Southpoint Church in Trenton, Michigan, where Trent is currently the Central Operations Minister, has partnered with CDF Capital for years now to fund the purchase of their buildings. After building a relationship with CDF Capital through Southpoint, Trent approached Sarah about becoming personal investors to earn bigger dividends on their emergency savings.
“We wanted to invest in something that was liquid but was going to have Kingdom impact.”
When it came to investing, partnering with CDF Capital was a no-brainer. They saw CDF Capital as a place that embodied their vision for capital, which is about so much more than finances.
“For me,” Trent said, “It’s about mission. It’s about purpose. We wanted to invest in something that was liquid but was going to give us a better return and go to Kingdom impact.”
CDF Capital’s approach to investing is what was attractive to them. “It’s spiritual. It’s leadership. It’s about the Kingdom,” Trent said.
Mark Senseman, Vice President of Ministry Development, said “Investors like the Shivleys love our mission of Helping Churches Grow. They don’t care what the name of the church is, as long as God gets the glory and Jesus is the main topic of conversation.”
The Shivley Family
Faithful with Little
In 2019, while visiting friends, the Shivleys felt an idea brewing—a way to take their passion for Kingdom impact to another level. Their friends took them to visit a coffee shop. Seeing how much this coffee shop did for the community got their attention.
They weren’t in a place to open a coffee shop, and they joke that they aren’t in a place now either. But they still wanted to pursue this new dream. They decided even if they couldn’t go big, they could start small. They developed a partnership with a roaster who has personal relationships with the farmers who supply the beans, and they began selling bags of beans online.

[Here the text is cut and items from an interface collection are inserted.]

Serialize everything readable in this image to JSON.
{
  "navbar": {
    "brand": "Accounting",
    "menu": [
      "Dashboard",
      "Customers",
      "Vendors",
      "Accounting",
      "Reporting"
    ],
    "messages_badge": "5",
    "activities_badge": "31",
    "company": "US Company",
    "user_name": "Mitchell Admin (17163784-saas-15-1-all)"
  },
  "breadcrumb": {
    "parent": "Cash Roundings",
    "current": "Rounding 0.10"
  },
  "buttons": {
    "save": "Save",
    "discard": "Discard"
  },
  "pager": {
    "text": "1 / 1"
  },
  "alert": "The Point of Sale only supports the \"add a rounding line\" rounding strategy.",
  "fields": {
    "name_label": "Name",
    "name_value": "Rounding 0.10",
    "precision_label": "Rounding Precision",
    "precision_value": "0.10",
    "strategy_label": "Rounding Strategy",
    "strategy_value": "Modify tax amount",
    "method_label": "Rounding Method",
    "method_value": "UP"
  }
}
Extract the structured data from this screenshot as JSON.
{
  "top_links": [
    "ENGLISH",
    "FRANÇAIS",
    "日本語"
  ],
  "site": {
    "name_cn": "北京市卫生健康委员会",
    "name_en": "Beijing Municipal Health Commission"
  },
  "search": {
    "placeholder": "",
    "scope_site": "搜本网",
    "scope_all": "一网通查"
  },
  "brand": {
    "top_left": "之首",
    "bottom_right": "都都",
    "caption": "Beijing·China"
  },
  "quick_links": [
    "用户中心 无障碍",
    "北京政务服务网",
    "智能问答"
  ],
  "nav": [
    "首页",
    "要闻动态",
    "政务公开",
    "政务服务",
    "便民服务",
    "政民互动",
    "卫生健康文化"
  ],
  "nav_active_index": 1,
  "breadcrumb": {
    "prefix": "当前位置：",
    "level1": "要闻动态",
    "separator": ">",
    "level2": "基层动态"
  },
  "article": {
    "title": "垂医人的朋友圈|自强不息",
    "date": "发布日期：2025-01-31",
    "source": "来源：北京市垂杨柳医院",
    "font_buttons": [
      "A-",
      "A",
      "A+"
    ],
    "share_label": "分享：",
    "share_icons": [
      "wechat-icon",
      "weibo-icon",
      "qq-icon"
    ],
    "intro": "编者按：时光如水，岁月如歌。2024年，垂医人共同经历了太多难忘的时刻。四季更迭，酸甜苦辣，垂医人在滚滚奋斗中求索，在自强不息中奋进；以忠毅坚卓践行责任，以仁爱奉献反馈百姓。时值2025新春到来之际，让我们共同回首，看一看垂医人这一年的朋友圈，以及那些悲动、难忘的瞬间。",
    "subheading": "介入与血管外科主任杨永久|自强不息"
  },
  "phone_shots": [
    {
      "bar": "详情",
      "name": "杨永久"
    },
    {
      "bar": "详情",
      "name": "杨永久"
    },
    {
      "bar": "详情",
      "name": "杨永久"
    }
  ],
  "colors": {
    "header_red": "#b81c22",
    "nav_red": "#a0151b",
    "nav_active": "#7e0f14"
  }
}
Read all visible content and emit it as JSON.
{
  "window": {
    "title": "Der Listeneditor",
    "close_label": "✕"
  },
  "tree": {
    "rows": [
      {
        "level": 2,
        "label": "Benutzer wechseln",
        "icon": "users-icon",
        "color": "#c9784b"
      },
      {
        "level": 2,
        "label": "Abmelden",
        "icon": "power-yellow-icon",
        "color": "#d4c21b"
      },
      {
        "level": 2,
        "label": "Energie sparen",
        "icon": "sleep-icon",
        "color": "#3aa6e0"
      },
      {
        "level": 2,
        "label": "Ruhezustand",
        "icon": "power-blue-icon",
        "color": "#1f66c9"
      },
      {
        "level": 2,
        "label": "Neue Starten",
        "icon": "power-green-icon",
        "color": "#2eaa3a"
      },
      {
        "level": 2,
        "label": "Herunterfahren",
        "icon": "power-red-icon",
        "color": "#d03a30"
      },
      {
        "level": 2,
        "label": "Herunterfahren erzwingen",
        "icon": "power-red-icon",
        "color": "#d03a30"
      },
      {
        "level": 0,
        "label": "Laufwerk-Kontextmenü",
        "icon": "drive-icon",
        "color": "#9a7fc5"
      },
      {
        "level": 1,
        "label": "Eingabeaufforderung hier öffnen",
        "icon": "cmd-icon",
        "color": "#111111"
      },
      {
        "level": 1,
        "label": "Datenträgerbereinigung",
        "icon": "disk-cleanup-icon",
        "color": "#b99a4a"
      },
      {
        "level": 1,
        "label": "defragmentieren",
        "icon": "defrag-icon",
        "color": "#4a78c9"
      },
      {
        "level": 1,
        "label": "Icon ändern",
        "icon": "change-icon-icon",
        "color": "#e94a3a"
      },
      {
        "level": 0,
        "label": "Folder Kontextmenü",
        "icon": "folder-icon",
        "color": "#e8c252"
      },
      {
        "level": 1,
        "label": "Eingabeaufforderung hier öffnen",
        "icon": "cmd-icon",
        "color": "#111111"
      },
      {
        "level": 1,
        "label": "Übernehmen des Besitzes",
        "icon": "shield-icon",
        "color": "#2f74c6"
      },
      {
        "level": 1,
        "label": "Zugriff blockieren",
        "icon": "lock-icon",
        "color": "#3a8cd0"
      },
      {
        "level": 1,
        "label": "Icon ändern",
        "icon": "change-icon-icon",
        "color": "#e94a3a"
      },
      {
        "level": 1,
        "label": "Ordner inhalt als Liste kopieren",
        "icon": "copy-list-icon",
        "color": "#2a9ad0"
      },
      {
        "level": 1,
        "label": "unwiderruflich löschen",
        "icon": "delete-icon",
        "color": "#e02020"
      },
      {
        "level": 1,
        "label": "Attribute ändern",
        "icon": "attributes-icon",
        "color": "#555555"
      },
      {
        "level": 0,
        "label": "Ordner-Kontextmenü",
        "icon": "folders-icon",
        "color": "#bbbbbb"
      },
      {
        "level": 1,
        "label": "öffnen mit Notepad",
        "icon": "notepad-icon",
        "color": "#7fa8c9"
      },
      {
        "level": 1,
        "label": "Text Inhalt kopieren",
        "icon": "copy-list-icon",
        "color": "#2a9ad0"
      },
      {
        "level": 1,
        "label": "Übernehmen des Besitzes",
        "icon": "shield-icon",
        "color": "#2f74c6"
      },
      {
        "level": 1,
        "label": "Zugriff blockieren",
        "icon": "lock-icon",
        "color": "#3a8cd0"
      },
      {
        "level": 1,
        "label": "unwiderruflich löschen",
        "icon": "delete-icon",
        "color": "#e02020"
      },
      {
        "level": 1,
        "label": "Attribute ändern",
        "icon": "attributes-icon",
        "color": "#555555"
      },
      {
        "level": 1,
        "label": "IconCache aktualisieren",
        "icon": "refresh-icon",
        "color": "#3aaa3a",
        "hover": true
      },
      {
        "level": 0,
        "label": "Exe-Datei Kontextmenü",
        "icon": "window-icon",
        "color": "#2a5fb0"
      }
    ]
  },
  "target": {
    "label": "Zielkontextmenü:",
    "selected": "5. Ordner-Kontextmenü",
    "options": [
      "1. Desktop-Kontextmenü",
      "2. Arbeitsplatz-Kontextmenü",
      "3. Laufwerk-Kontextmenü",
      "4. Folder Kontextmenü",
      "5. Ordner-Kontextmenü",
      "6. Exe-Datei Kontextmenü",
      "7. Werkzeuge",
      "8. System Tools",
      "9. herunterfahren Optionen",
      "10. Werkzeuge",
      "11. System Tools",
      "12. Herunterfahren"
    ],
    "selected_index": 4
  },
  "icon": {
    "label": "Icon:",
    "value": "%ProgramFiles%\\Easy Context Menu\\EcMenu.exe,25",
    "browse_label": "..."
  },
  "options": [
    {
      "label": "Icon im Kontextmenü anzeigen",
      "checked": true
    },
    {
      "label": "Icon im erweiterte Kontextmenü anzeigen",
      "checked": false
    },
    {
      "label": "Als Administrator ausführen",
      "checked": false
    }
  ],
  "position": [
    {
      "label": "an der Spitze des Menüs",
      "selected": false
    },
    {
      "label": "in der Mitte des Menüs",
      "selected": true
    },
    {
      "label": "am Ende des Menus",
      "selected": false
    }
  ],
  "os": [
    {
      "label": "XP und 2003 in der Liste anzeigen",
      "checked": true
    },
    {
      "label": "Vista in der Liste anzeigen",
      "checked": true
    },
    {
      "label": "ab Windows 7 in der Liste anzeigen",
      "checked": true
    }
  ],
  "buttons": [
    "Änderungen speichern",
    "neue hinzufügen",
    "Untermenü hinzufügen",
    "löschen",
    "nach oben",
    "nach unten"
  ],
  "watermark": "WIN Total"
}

“Because we started small, we’re really learning, and God is helping us lay a foundation for business. That idea of when you’re faithful with little, you’ll be entrusted with more—God’s had His hand on us. We aren’t in a situation that would be over our heads.”
The Shivleys are committed to seeing where God will take them as they are faithful with what they already had access to. Together as a family, they can use their gifts and also get their children involved with bringing the dream to life.

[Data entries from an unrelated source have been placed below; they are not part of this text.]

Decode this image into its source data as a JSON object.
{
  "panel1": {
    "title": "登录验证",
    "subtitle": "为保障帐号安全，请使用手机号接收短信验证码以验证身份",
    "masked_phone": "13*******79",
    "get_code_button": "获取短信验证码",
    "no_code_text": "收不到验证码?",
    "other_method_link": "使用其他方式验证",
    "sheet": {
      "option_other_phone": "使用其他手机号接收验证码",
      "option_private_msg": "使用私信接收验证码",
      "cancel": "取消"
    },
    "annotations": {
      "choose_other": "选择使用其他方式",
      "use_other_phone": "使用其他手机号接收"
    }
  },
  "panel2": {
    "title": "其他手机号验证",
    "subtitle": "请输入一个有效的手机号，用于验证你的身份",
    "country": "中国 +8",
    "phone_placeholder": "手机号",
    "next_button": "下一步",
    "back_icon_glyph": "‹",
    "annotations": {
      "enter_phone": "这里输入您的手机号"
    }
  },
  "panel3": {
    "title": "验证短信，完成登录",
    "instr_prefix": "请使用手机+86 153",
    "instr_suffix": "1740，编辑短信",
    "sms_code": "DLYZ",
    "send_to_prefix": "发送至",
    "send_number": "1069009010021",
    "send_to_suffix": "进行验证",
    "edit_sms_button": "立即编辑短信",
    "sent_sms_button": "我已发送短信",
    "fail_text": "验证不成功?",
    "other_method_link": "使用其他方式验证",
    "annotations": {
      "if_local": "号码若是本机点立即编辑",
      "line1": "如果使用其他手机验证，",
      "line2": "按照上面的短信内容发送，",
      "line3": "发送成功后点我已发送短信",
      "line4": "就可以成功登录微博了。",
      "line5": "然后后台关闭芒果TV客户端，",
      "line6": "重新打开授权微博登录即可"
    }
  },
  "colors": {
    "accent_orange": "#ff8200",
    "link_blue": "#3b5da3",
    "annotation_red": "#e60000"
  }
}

“Having a common mission and purpose, as a couple and as a family has been really great for us,” Trent said.
This Is the Mission Field
While the pandemic may have delayed their plans, God’s plan is always greater. The Shivleys’ goal is to run a business that is good for the world. That begins with paying fair wages to the farmers harvesting the beans. While that means a slightly more expensive bag of coffee, they believe it’s worth it. They aren’t stopping there.

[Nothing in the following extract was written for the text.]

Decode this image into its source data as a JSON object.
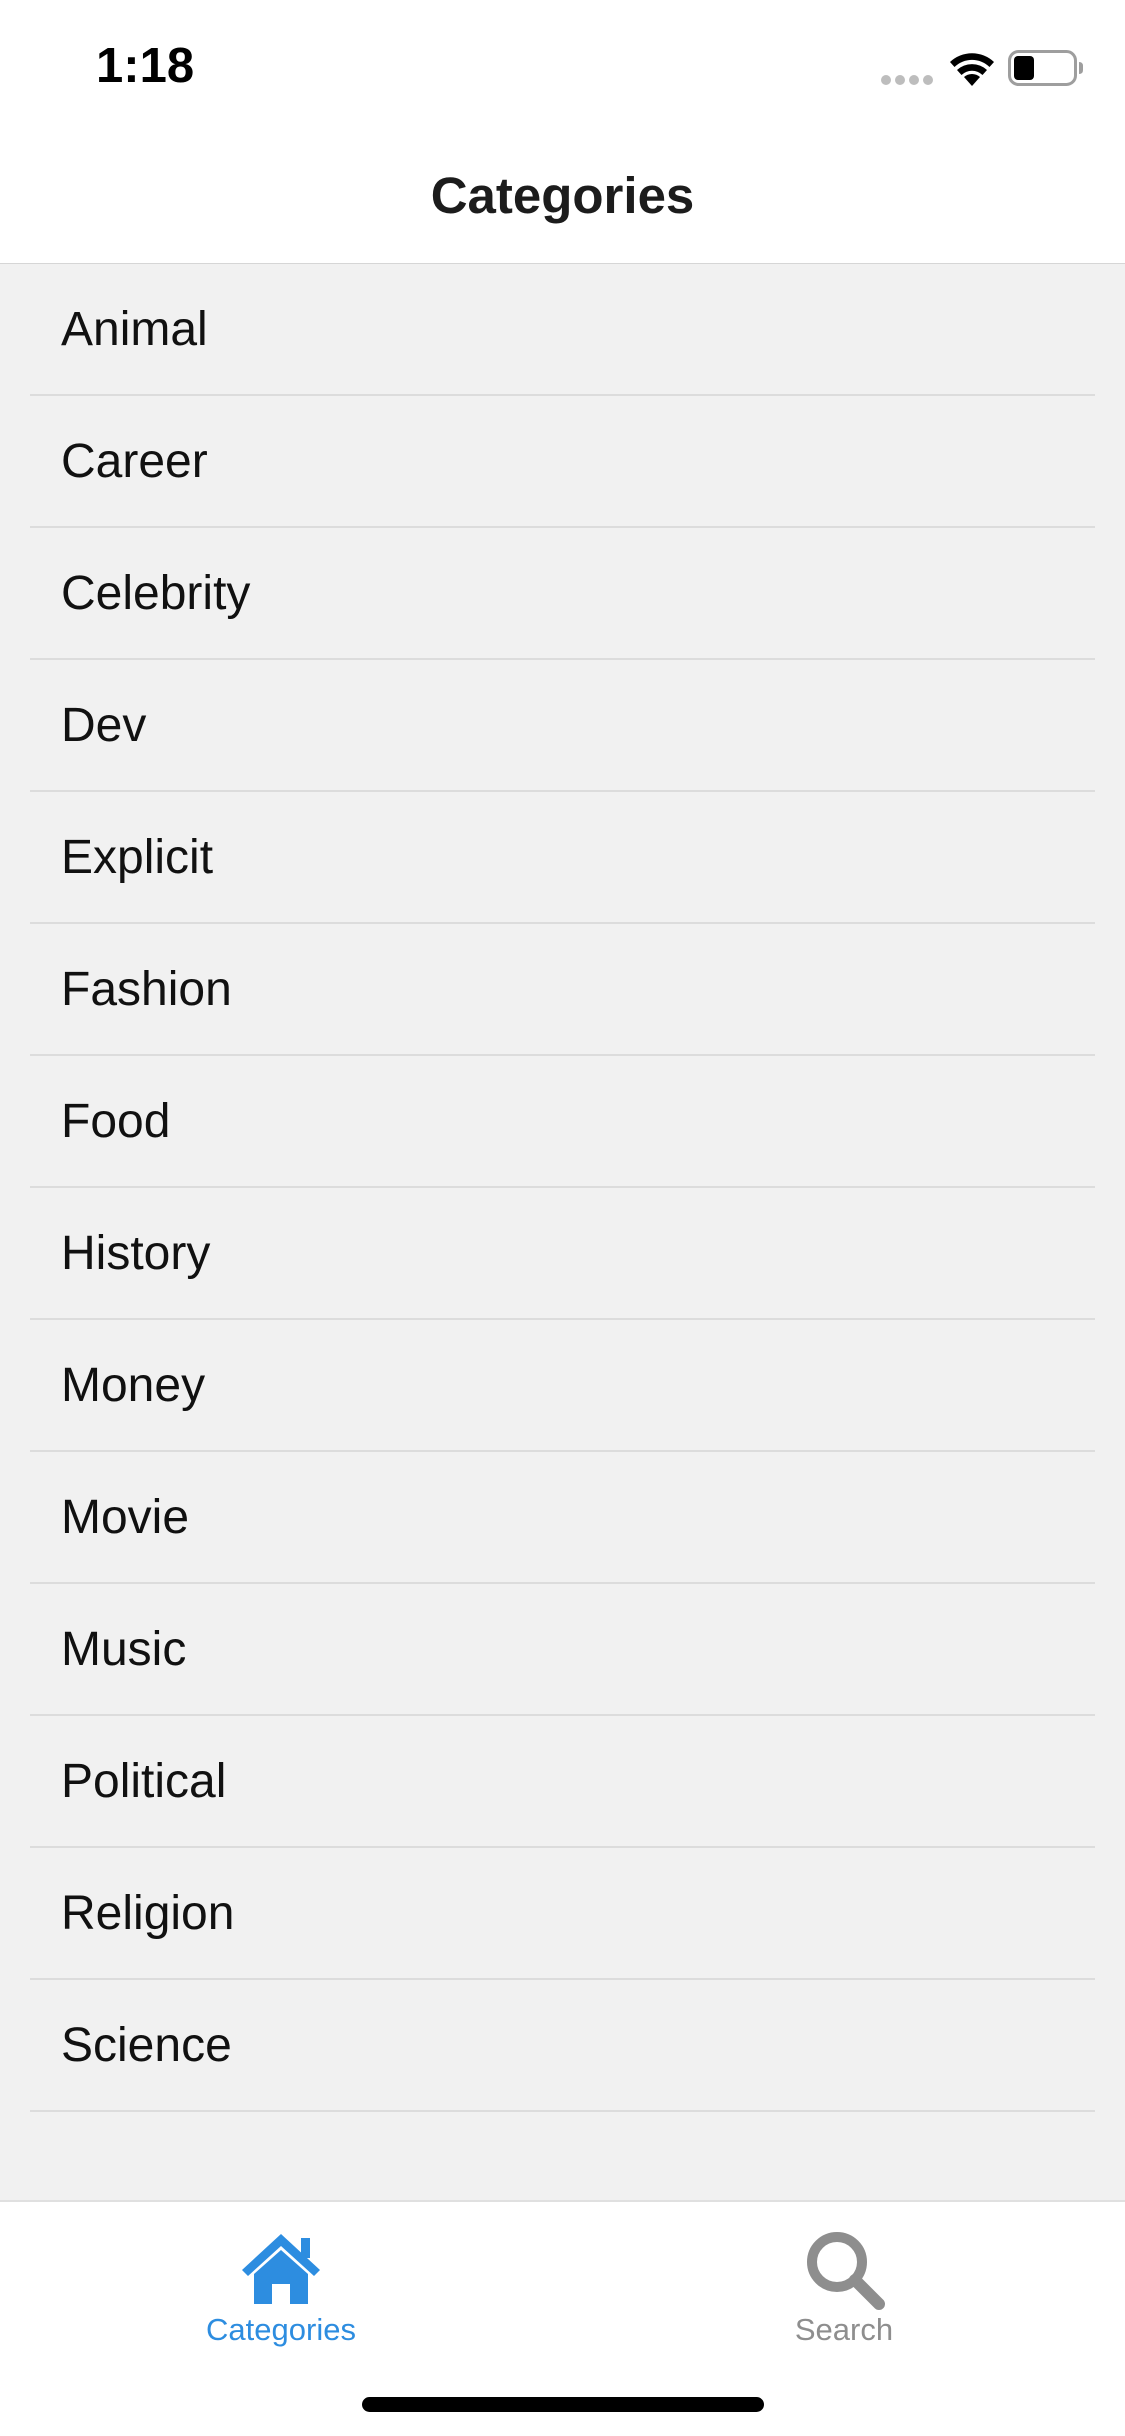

To bless the community, $1 from every bag of coffee goes to a non-profit organization. They recently partnered with Serve the City Detroit, who connected with Detroit’s public schools to provide teachers with bags of coffee and teaching supplies.
Initially, the Shivleys thought their greatest market would be churches that would buy and brew their coffee. But as plans changed, and as they navigated the curveball thrown their way, they have seen God opening doors they didn’t expect.
“We almost feel like God didn’t allow us to work with Christians at first so that we could work with non-Christians more,” Trent said. “We all can leverage coffee as a conversation piece, as a tool to have redemptive conversations for the Lord. What if this becomes a grassroots movement of sitting down and having coffee and conversations about the world we live in and how we can live in a way that honors Christ?”
Trent and Sarah have countless stories of God showing up in their finances in incredible ways that they would’ve never noticed had they not started being more intentional with how they spent and invested their time, talent, and treasure.
“Before we got married, I didn’t pay attention to my money,” Sarah said. “God could’ve been doing awesome things, but I wouldn’t have been aware of it. But after taking note of everything and trying to honor God, it was easy to see when He would do something really cool, which then makes you ask what else can you honor God with. It’s not a prosperity gospel. God doesn’t owe us anything. We just want to hear at the end of the day ‘Well done.’”
When it comes to the future of their ministry with Kaloway Coffee, their dreams aren’t set in stone. They’ve learned firsthand that plans change. Trent and Sarah hope that they can inspire other business owners to be salt and light in their communities. Ultimately, their biggest goal is to “take the gospel to the ends of the earth.” Whatever that looks like.
Read more from The Cornerstone Summer 2021
We hope that you are inspired by the stories in this issue of The Cornerstone. Thanks for being a part of God's work to transform churches and lives.